Pull every line with "Filter" from the entries below.
• • • • •
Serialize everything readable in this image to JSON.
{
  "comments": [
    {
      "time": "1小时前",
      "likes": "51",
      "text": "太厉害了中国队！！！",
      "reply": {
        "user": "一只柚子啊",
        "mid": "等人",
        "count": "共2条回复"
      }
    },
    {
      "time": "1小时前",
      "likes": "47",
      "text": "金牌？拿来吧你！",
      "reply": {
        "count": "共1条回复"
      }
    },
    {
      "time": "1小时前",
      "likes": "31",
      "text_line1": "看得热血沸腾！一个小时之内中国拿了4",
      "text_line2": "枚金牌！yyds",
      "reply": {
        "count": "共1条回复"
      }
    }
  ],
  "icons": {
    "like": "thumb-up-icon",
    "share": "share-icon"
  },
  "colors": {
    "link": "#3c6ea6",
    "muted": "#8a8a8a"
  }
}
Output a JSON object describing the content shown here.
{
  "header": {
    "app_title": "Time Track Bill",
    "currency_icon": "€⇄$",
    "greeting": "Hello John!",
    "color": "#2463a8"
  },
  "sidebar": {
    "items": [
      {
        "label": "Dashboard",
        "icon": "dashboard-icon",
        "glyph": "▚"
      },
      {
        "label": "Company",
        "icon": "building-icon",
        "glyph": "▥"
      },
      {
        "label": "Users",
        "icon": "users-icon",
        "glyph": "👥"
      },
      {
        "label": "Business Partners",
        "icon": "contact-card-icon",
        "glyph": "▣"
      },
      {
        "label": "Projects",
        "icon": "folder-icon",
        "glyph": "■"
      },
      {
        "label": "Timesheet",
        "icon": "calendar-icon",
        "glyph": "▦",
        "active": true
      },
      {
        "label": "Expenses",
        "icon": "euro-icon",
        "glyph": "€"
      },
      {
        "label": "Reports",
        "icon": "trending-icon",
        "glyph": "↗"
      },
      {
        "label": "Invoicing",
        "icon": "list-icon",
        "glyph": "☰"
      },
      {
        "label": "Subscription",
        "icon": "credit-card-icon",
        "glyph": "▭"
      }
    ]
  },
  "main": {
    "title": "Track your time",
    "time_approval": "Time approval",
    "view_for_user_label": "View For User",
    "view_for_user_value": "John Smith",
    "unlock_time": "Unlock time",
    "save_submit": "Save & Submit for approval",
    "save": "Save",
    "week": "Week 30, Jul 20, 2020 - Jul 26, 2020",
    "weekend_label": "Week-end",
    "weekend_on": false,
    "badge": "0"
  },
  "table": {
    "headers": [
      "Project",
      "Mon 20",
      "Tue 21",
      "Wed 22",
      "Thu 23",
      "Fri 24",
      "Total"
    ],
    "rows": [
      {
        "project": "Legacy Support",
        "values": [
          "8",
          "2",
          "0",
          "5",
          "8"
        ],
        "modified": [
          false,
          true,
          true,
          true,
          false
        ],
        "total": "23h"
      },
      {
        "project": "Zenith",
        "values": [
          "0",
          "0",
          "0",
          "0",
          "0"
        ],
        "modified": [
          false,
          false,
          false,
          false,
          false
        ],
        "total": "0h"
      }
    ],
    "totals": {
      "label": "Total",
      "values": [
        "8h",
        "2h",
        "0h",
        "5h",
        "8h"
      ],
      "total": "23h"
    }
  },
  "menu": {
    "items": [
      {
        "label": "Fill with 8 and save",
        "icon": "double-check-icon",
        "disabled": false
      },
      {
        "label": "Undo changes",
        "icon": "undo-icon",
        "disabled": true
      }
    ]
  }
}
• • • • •
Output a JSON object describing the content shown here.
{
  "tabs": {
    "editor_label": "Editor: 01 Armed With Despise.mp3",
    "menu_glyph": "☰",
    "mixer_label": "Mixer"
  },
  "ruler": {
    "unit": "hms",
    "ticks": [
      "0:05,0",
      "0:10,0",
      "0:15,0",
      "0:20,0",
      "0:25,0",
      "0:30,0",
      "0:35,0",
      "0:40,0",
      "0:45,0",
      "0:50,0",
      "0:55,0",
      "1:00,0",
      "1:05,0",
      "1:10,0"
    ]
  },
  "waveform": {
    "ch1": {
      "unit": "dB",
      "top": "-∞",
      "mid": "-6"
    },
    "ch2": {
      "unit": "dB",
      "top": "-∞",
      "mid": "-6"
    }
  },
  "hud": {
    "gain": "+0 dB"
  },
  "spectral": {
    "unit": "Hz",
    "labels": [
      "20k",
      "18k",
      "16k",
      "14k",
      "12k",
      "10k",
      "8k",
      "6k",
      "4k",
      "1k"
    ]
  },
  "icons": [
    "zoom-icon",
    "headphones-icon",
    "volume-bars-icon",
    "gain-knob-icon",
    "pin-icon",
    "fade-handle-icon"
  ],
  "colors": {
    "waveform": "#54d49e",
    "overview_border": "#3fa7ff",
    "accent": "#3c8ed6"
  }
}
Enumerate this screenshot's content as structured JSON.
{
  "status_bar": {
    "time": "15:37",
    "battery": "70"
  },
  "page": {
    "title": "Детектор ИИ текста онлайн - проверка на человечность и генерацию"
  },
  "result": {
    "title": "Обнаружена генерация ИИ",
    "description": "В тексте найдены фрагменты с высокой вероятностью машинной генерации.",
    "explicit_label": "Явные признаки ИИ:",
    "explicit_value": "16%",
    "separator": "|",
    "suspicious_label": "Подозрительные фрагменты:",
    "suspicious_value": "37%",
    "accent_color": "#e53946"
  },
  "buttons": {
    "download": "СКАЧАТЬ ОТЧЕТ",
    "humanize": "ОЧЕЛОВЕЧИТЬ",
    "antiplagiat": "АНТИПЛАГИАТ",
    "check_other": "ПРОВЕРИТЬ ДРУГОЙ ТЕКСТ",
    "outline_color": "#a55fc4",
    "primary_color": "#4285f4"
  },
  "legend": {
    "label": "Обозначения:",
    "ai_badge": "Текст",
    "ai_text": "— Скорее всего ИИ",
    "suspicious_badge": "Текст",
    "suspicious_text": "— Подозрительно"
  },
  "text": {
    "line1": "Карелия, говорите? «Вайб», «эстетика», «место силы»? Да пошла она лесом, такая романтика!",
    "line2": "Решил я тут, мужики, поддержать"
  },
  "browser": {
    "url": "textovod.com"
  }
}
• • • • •
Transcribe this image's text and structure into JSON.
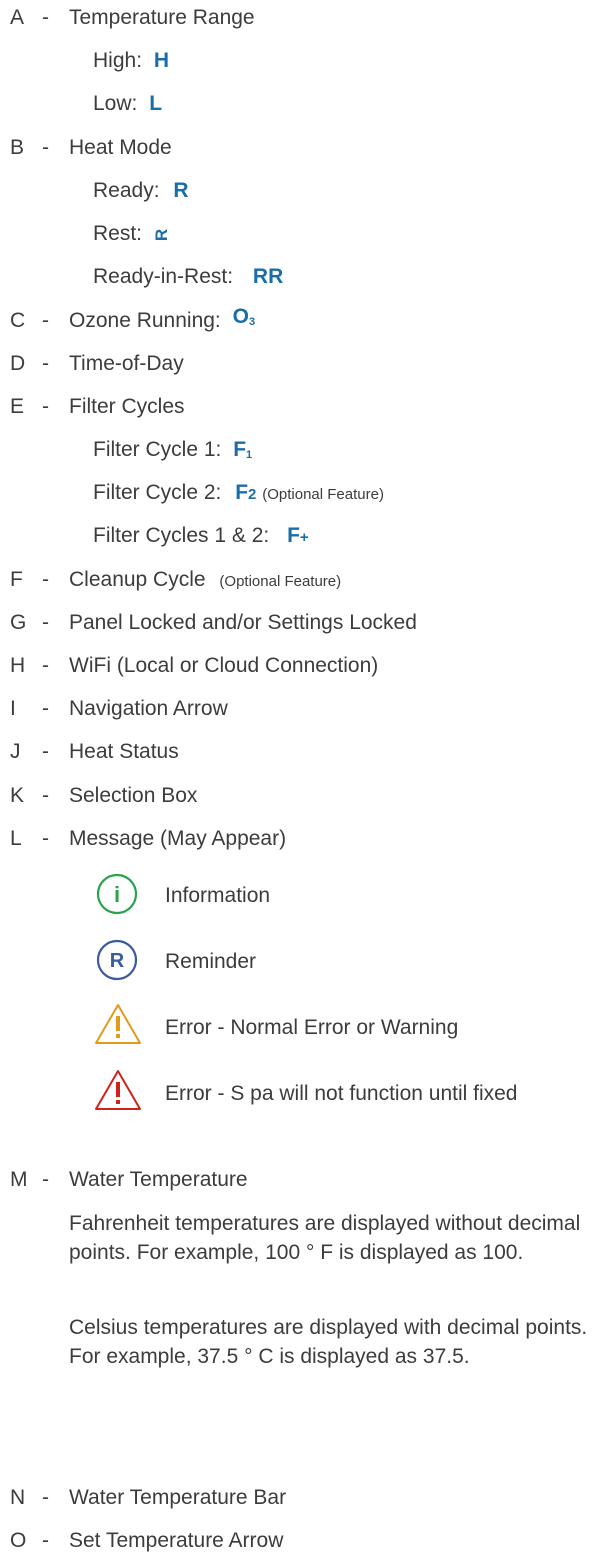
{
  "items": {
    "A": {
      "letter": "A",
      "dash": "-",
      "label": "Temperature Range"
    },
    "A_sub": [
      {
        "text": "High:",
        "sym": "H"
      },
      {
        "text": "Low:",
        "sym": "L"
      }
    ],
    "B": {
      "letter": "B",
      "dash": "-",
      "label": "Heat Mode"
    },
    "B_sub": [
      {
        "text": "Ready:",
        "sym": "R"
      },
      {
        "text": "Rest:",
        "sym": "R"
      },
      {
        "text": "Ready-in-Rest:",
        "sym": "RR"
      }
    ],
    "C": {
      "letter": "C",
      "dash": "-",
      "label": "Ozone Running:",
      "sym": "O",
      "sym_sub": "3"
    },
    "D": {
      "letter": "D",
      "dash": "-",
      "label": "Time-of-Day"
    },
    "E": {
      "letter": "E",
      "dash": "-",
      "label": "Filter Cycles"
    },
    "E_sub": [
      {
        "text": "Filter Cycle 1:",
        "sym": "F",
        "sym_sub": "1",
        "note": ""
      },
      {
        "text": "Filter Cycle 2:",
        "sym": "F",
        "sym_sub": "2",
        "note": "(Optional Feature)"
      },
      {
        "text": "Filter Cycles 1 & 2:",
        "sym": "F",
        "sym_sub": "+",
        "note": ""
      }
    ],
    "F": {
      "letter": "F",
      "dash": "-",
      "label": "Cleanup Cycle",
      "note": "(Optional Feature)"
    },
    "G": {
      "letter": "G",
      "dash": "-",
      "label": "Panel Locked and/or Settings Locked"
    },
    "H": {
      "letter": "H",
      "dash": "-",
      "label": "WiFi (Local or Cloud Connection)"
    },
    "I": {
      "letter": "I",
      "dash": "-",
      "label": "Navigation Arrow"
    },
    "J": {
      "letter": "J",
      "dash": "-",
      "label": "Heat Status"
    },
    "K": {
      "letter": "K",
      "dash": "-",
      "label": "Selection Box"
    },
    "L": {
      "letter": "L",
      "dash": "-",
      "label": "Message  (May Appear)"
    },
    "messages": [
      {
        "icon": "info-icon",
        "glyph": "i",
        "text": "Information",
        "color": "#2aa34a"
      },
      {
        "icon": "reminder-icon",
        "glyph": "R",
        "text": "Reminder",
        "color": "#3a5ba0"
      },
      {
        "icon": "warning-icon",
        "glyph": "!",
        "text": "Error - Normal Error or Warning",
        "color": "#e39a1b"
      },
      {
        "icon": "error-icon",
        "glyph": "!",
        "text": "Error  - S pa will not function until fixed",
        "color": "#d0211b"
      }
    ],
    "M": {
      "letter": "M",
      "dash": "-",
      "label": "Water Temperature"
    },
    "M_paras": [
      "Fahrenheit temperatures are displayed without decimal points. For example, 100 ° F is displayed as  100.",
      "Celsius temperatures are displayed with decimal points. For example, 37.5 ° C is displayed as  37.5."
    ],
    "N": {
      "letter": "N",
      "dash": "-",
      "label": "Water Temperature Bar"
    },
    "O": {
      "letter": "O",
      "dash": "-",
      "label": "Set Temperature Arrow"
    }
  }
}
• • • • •
▶ _Answer to this problem_:
      "label": "Filter Cycles"
        "text": "Filter Cycle 1:",
        "text": "Filter Cycle 2:",
        "text": "Filter Cycles 1 & 2:",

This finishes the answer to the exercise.